Miller’s career as an independent artist began unwittingly during the time he was stationed in Europe during World War II. With the shortages caused by the war, Miller’s media by necessity was whatever he could lay his hands on – proper paper, pencils, paint and chalk were hard to come by but never one to pass on an opportunity to paint, draw or sketch, Miller took whatever art paraphernalia he could improvise and went out on his free time to artistically record the beauty that was still Europe. This frequently led to a spontaneous commission, where Miller would part with his current project for pocket change (or equally as often by making a gift of it) when a passer-by stopped to admire his work. After the war and while he worked at Goldsholl Associates, Miller continued as an independent artist both by private commission and by displaying his work at various venues.
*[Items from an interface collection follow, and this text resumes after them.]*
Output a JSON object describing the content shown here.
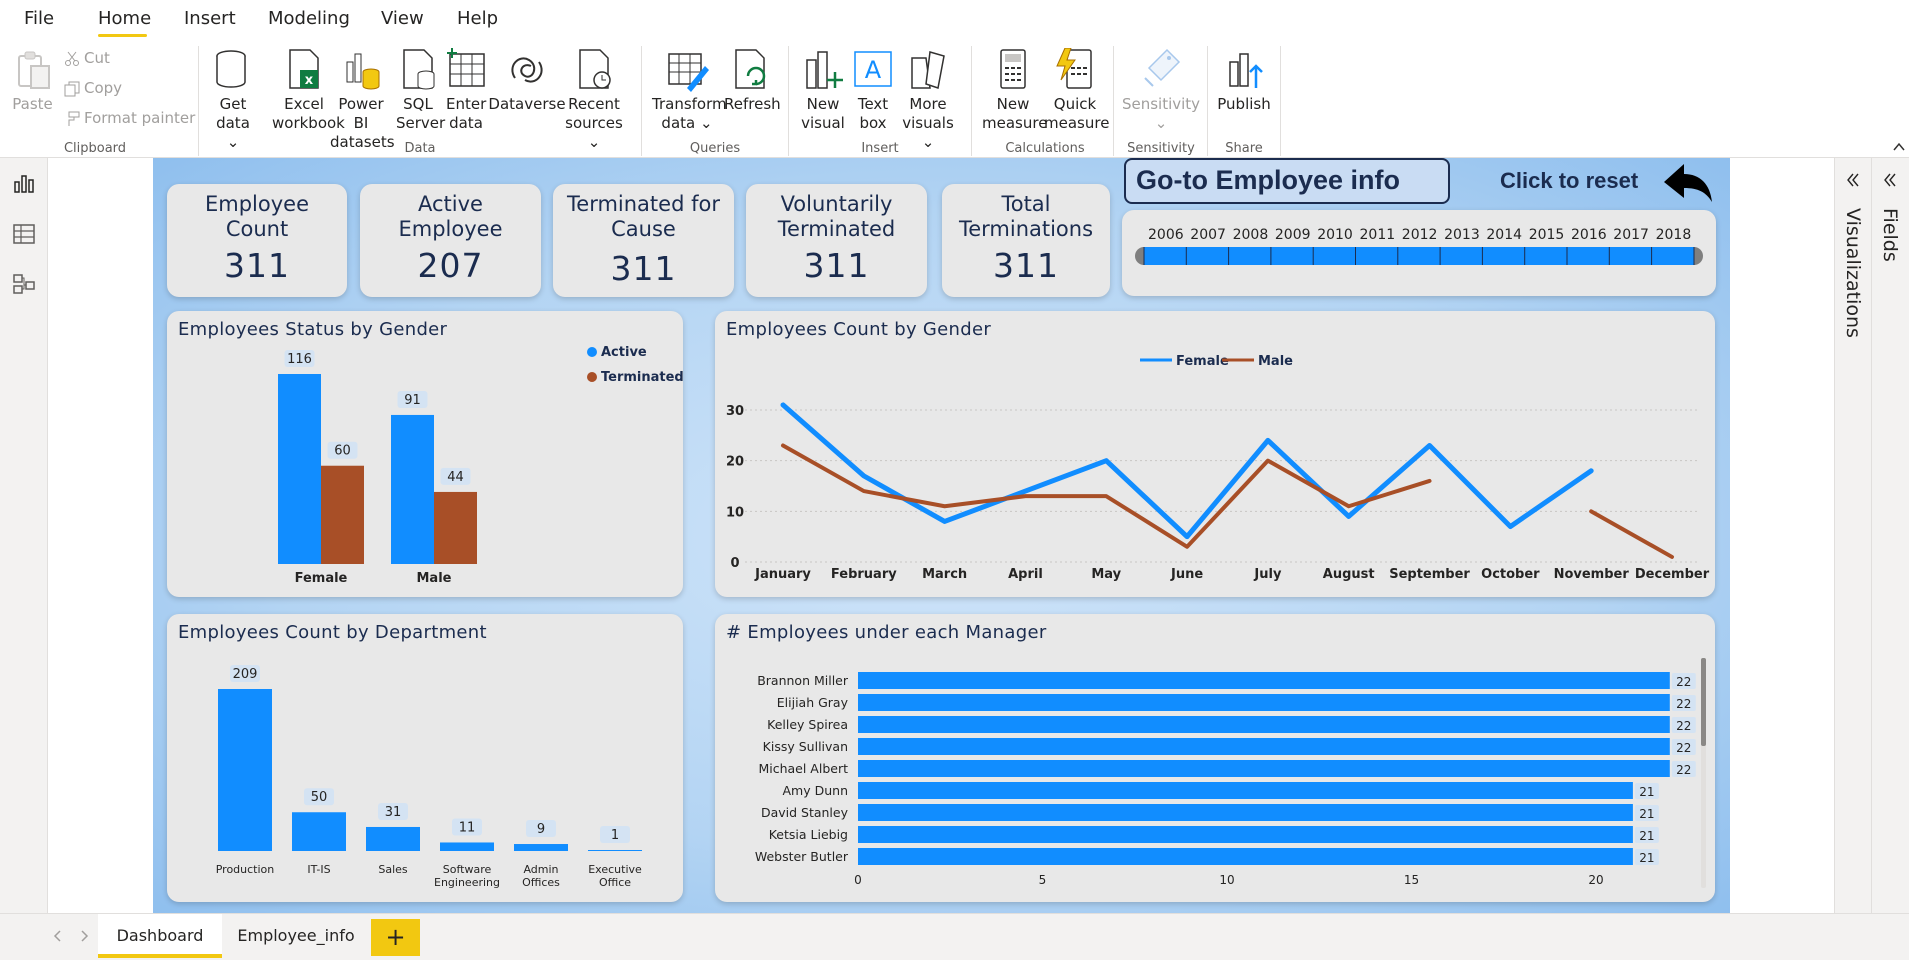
{
  "menu": {
    "items": [
      "File",
      "Home",
      "Insert",
      "Modeling",
      "View",
      "Help"
    ],
    "active": "Home"
  },
  "ribbon": {
    "clipboard": {
      "paste": "Paste",
      "cut": "Cut",
      "copy": "Copy",
      "format_painter": "Format painter",
      "group": "Clipboard"
    },
    "data": {
      "get_data": [
        "Get",
        "data"
      ],
      "excel": [
        "Excel",
        "workbook"
      ],
      "powerbi": [
        "Power BI",
        "datasets"
      ],
      "sql": [
        "SQL",
        "Server"
      ],
      "enter": [
        "Enter",
        "data"
      ],
      "dataverse": "Dataverse",
      "recent": [
        "Recent",
        "sources"
      ],
      "group": "Data"
    },
    "queries": {
      "transform": [
        "Transform",
        "data"
      ],
      "refresh": "Refresh",
      "group": "Queries"
    },
    "insert": {
      "new_visual": [
        "New",
        "visual"
      ],
      "text_box": [
        "Text",
        "box"
      ],
      "more_visuals": [
        "More",
        "visuals"
      ],
      "group": "Insert"
    },
    "calculations": {
      "new_measure": [
        "New",
        "measure"
      ],
      "quick_measure": [
        "Quick",
        "measure"
      ],
      "group": "Calculations"
    },
    "sensitivity": {
      "label": "Sensitivity",
      "group": "Sensitivity"
    },
    "share": {
      "publish": "Publish",
      "group": "Share"
    }
  },
  "kpis": [
    {
      "title": [
        "Employee",
        "Count"
      ],
      "value": "311"
    },
    {
      "title": [
        "Active",
        "Employee"
      ],
      "value": "207"
    },
    {
      "title": [
        "Terminated for",
        "Cause"
      ],
      "value": "311"
    },
    {
      "title": [
        "Voluntarily",
        "Terminated"
      ],
      "value": "311"
    },
    {
      "title": [
        "Total",
        "Terminations"
      ],
      "value": "311"
    }
  ],
  "buttons": {
    "goto": "Go-to Employee info",
    "reset": "Click to reset"
  },
  "slicer": {
    "years": [
      "2006",
      "2007",
      "2008",
      "2009",
      "2010",
      "2011",
      "2012",
      "2013",
      "2014",
      "2015",
      "2016",
      "2017",
      "2018"
    ]
  },
  "colors": {
    "blue": "#118dff",
    "brown": "#a84f27",
    "navy": "#1b2c4f",
    "accent": "#f2c811"
  },
  "chart_data": [
    {
      "type": "bar",
      "title": "Employees Status by Gender",
      "categories": [
        "Female",
        "Male"
      ],
      "series": [
        {
          "name": "Active",
          "values": [
            116,
            91
          ]
        },
        {
          "name": "Terminated",
          "values": [
            60,
            44
          ]
        }
      ],
      "legend": "top-right"
    },
    {
      "type": "line",
      "title": "Employees Count by Gender",
      "categories": [
        "January",
        "February",
        "March",
        "April",
        "May",
        "June",
        "July",
        "August",
        "September",
        "October",
        "November",
        "December"
      ],
      "series": [
        {
          "name": "Female",
          "values": [
            31,
            17,
            8,
            14,
            20,
            5,
            24,
            9,
            23,
            7,
            18,
            null
          ]
        },
        {
          "name": "Male",
          "values": [
            23,
            14,
            11,
            13,
            13,
            3,
            20,
            11,
            16,
            null,
            10,
            1
          ]
        }
      ],
      "yticks": [
        0,
        10,
        20,
        30
      ],
      "ylim": [
        0,
        33
      ],
      "legend": "top-center"
    },
    {
      "type": "bar",
      "title": "Employees Count by Department",
      "categories": [
        [
          "Production"
        ],
        [
          "IT-IS"
        ],
        [
          "Sales"
        ],
        [
          "Software",
          "Engineering"
        ],
        [
          "Admin",
          "Offices"
        ],
        [
          "Executive",
          "Office"
        ]
      ],
      "values": [
        209,
        50,
        31,
        11,
        9,
        1
      ]
    },
    {
      "type": "bar",
      "orientation": "horizontal",
      "title": "# Employees under each Manager",
      "categories": [
        "Brannon Miller",
        "Elijiah Gray",
        "Kelley Spirea",
        "Kissy Sullivan",
        "Michael Albert",
        "Amy Dunn",
        "David Stanley",
        "Ketsia Liebig",
        "Webster Butler"
      ],
      "values": [
        22,
        22,
        22,
        22,
        22,
        21,
        21,
        21,
        21
      ],
      "xticks": [
        0,
        5,
        10,
        15,
        20
      ],
      "xlim": [
        0,
        22
      ]
    }
  ],
  "pages": {
    "tabs": [
      "Dashboard",
      "Employee_info"
    ],
    "active": "Dashboard",
    "add": "+"
  },
  "panes": {
    "visualizations": "Visualizations",
    "fields": "Fields"
  }
}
It was at a show at Hyde Park in Chicago that Miller was approached by Margaret Taylor-Burroughs, then director of the DuSable Museum, to create some kind of memorial to the museum’s founders. This meeting resulted in the creation of the Thomas Miller mosaics. Miller also used his talents to copy the works of better known artists for collectors who either couldn’t afford the originals or which because by their very nature were unavailable. For these commissions, the “copies” were always made different in some respect, either by a change in the size or color, or by the addition of some feature which only a side-by-side comparison of the original would reveal. This was an opportunity for Miller to study the style and technique of other artists, and served as an educational experience for him.
Thomas Miller died in his sleep at his home at Smith Village in Chicago, IL.